In the health care field, there are nurses working at every level, from basic care as provided by licensed practical nurses up through advanced practice nurses like practitioners, midwives, and anesthetists.
There is some crossover in the tasks performed by the various levels of nurses. All of them take medical histories, operate medical equipment, examine patients, and monitor patient health. All of them must be skilled in communication techniques such as active listening and disseminating information. Nurses generally work with other medical professionals so they need to be strong team players.
Licensed practical and licensed vocational nurses perform more basic care for patients, such as changing bandages and helping them dress. They may also collect samples.
Registered nurses routinely perform diagnostic tests on patients and interpret the results. They are often responsible for teaching patients and their families how to manage an illness or injury. Some RNs choose to specialize in a certain field, health condition, or a part of the body.
In addition to the duties already listed, advanced practice nurses – i.e., nurse midwives, anesthetists, and practitioners – also prescribe and administer medication, diagnose and treat ailments, and refer patients to other specialists as needed. Anesthetists provide anesthesia and pain management. Midwives care specifically for women, especially during pregnancy and childbirth.

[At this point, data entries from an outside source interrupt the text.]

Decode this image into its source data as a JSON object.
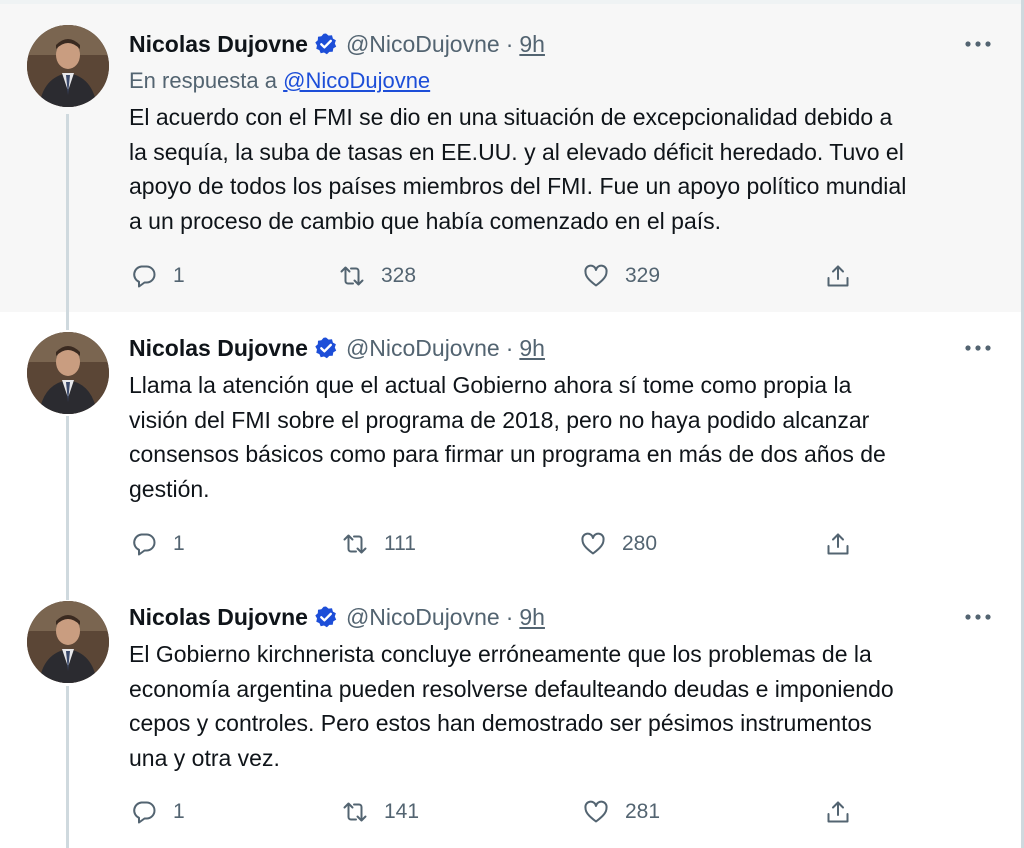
{
  "tweets": [
    {
      "name": "Nicolas Dujovne",
      "handle": "@NicoDujovne",
      "separator": "·",
      "time": "9h",
      "reply_prefix": "En respuesta a",
      "reply_handle": "@NicoDujovne",
      "text": "El acuerdo con el FMI se dio en una situación de excepcionalidad debido a\nla sequía, la suba de tasas en EE.UU. y al elevado déficit heredado. Tuvo el\napoyo de todos los países miembros del FMI. Fue un apoyo político mundial\na un proceso de cambio que había comenzado en el país.",
      "replies": "1",
      "retweets": "328",
      "likes": "329"
    },
    {
      "name": "Nicolas Dujovne",
      "handle": "@NicoDujovne",
      "separator": "·",
      "time": "9h",
      "text": "Llama la atención que el actual Gobierno ahora sí tome como propia la\nvisión del FMI sobre el programa de 2018, pero no haya podido alcanzar\nconsensos básicos como para firmar un programa en más de dos años de\ngestión.",
      "replies": "1",
      "retweets": "111",
      "likes": "280"
    },
    {
      "name": "Nicolas Dujovne",
      "handle": "@NicoDujovne",
      "separator": "·",
      "time": "9h",
      "text": "El Gobierno kirchnerista concluye erróneamente que los problemas de la\neconomía argentina pueden resolverse defaulteando deudas e imponiendo\ncepos y controles. Pero estos han demostrado ser pésimos instrumentos\nuna y otra vez.",
      "replies": "1",
      "retweets": "141",
      "likes": "281"
    }
  ],
  "icons": {
    "verified": "verified-badge-icon",
    "more": "more-options-icon",
    "reply": "reply-icon",
    "retweet": "retweet-icon",
    "like": "heart-icon",
    "share": "share-icon"
  },
  "colors": {
    "verified_badge": "#1d4ed8",
    "link": "#1d4ed8",
    "secondary_text": "#536471",
    "highlighted_background": "#f7f7f7"
  }
}
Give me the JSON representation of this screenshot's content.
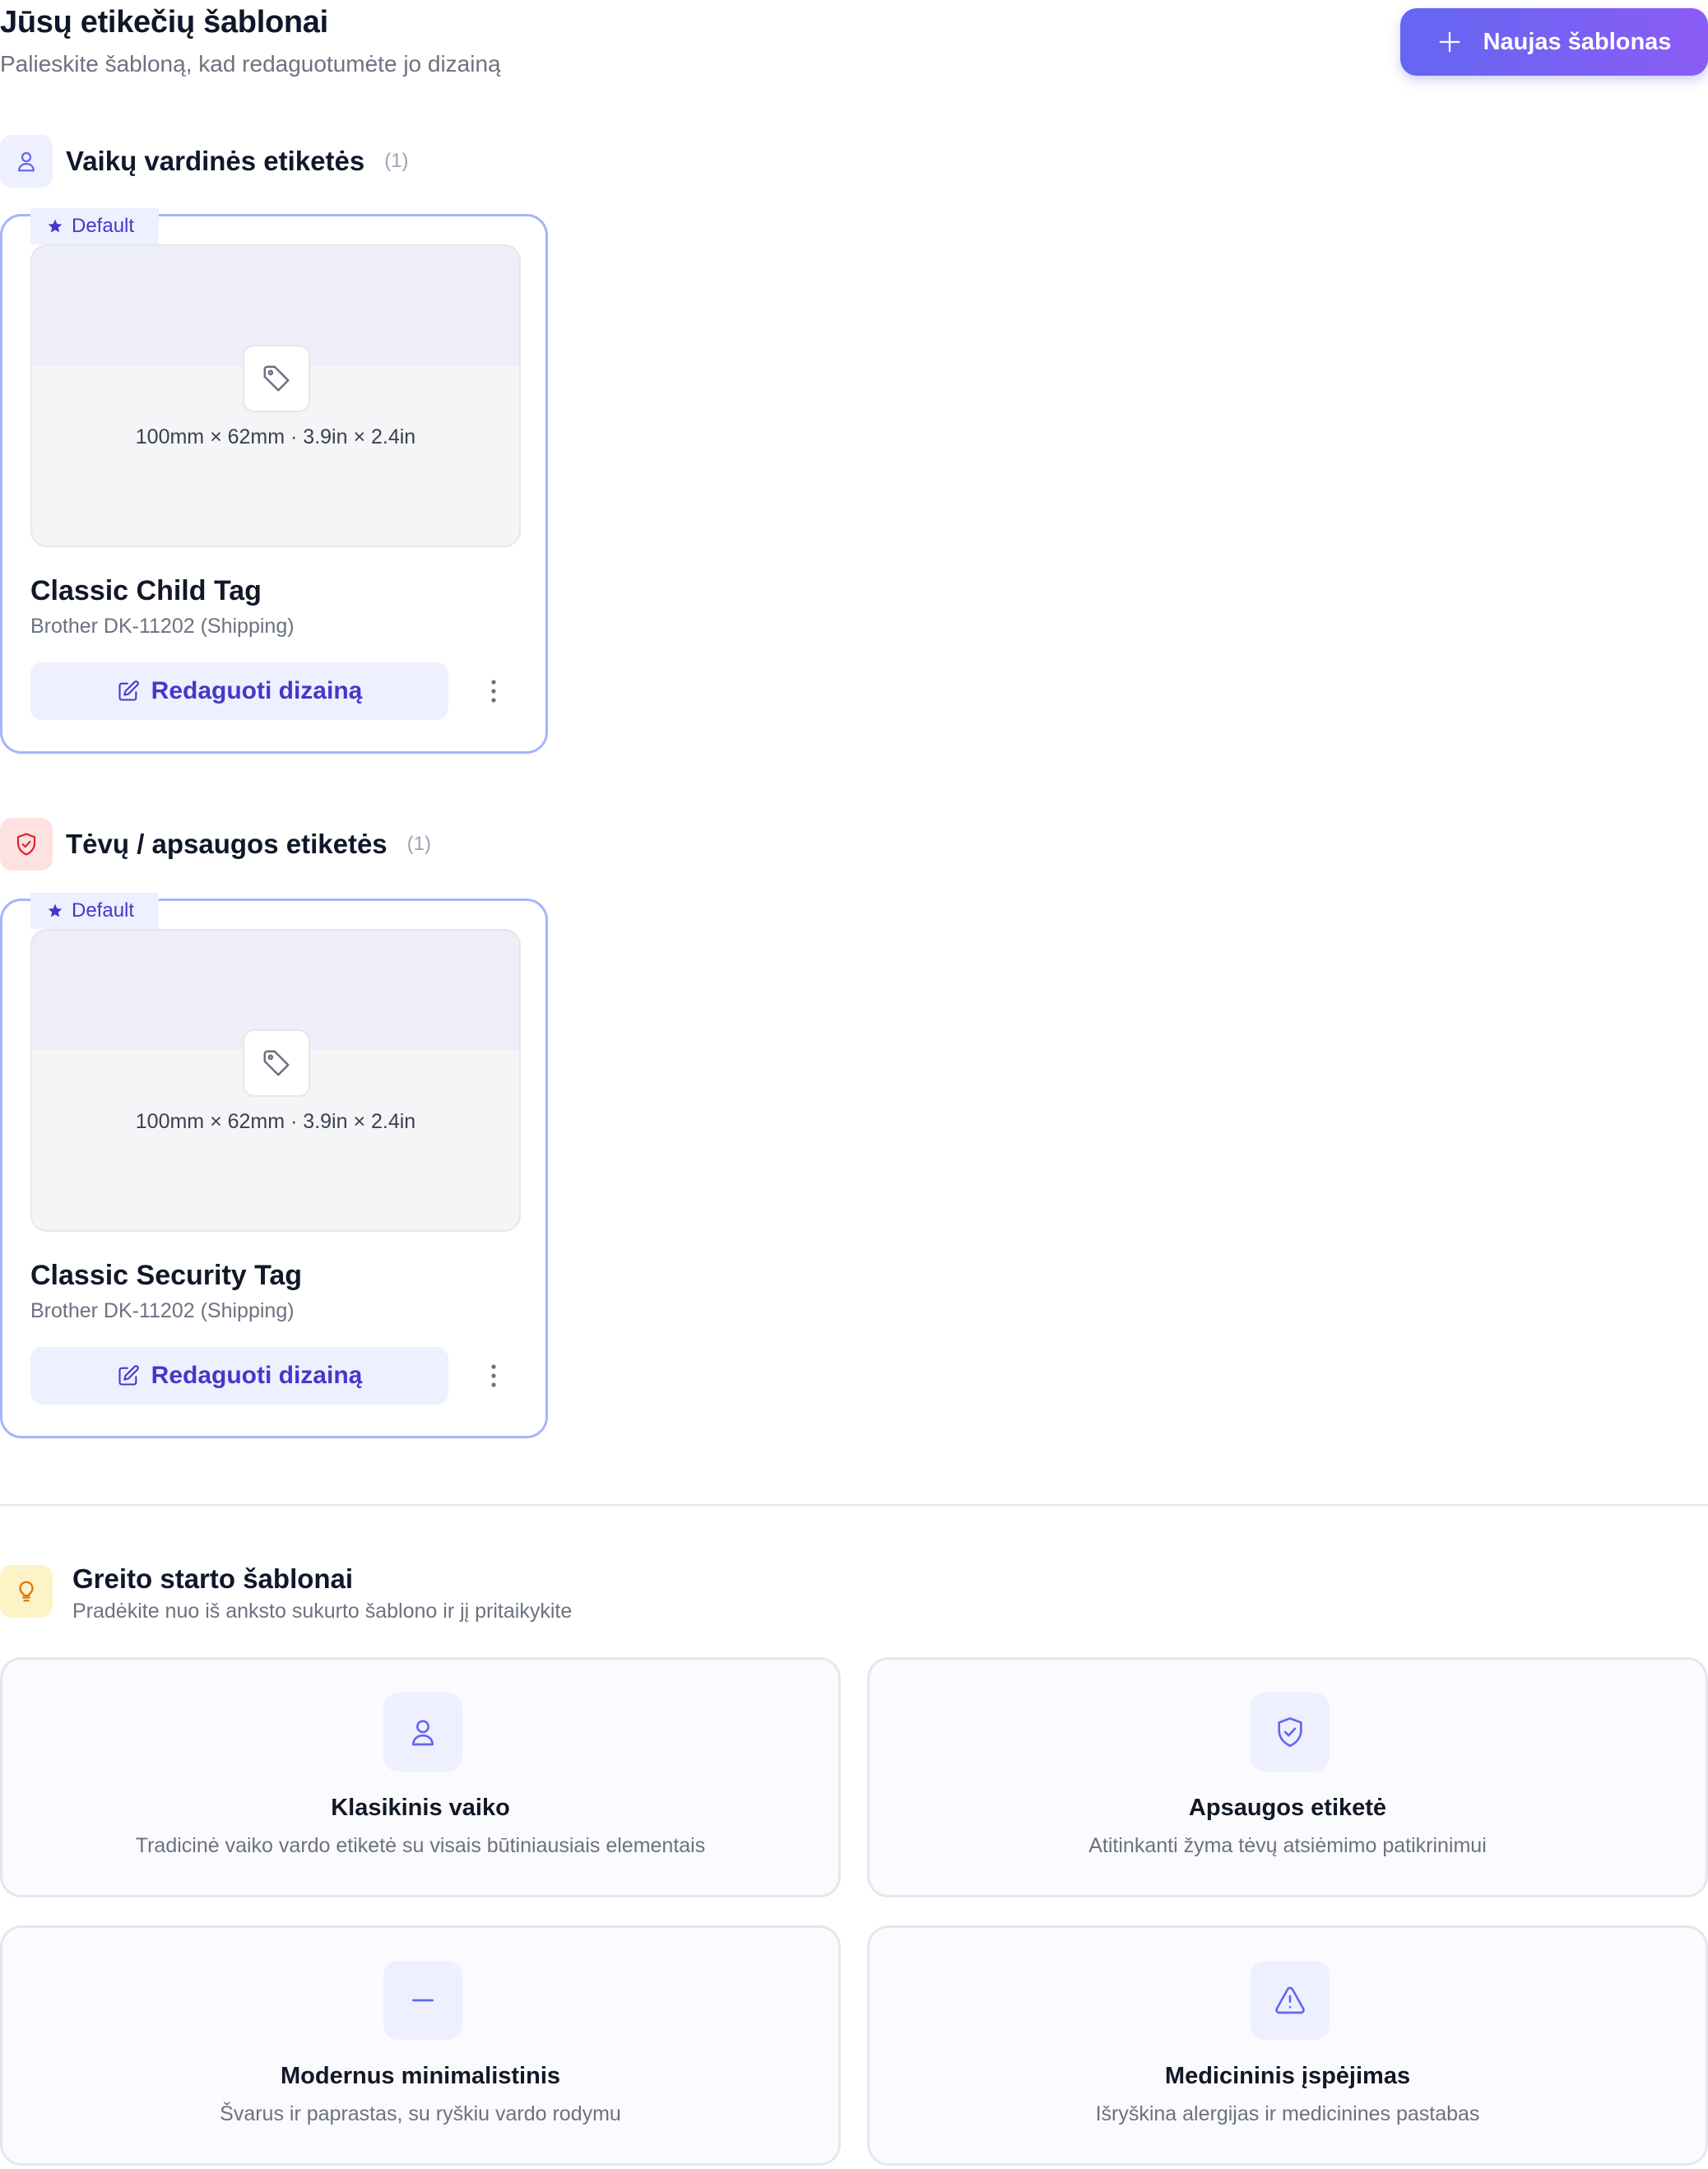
{
  "header": {
    "title": "Jūsų etikečių šablonai",
    "subtitle": "Palieskite šabloną, kad redaguotumėte jo dizainą",
    "new_button_label": "Naujas šablonas"
  },
  "categories": [
    {
      "title": "Vaikų vardinės etiketės",
      "count": "(1)",
      "icon": "user-icon",
      "template": {
        "badge": "Default",
        "dimensions": "100mm × 62mm · 3.9in × 2.4in",
        "name": "Classic Child Tag",
        "printer": "Brother DK-11202 (Shipping)",
        "edit_label": "Redaguoti dizainą"
      }
    },
    {
      "title": "Tėvų / apsaugos etiketės",
      "count": "(1)",
      "icon": "shield-check-icon",
      "template": {
        "badge": "Default",
        "dimensions": "100mm × 62mm · 3.9in × 2.4in",
        "name": "Classic Security Tag",
        "printer": "Brother DK-11202 (Shipping)",
        "edit_label": "Redaguoti dizainą"
      }
    }
  ],
  "quick_start": {
    "title": "Greito starto šablonai",
    "subtitle": "Pradėkite nuo iš anksto sukurto šablono ir jį pritaikykite",
    "items": [
      {
        "title": "Klasikinis vaiko",
        "description": "Tradicinė vaiko vardo etiketė su visais būtiniausiais elementais",
        "icon": "user-icon"
      },
      {
        "title": "Apsaugos etiketė",
        "description": "Atitinkanti žyma tėvų atsiėmimo patikrinimui",
        "icon": "shield-check-icon"
      },
      {
        "title": "Modernus minimalistinis",
        "description": "Švarus ir paprastas, su ryškiu vardo rodymu",
        "icon": "minus-icon"
      },
      {
        "title": "Medicininis įspėjimas",
        "description": "Išryškina alergijas ir medicinines pastabas",
        "icon": "warning-icon"
      }
    ]
  },
  "colors": {
    "accent": "#6366f1",
    "accent_end": "#8b5cf6",
    "accent_text": "#4338ca",
    "card_border": "#a5b4fc"
  }
}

Practitioners serve as primary and specialty care providers.
Here's a look at how wages vary among nurses:
To see how you can become a registered nurse, and to learn more about the profession, read Brooke Jackson's full article: A Nurse for All Seasons.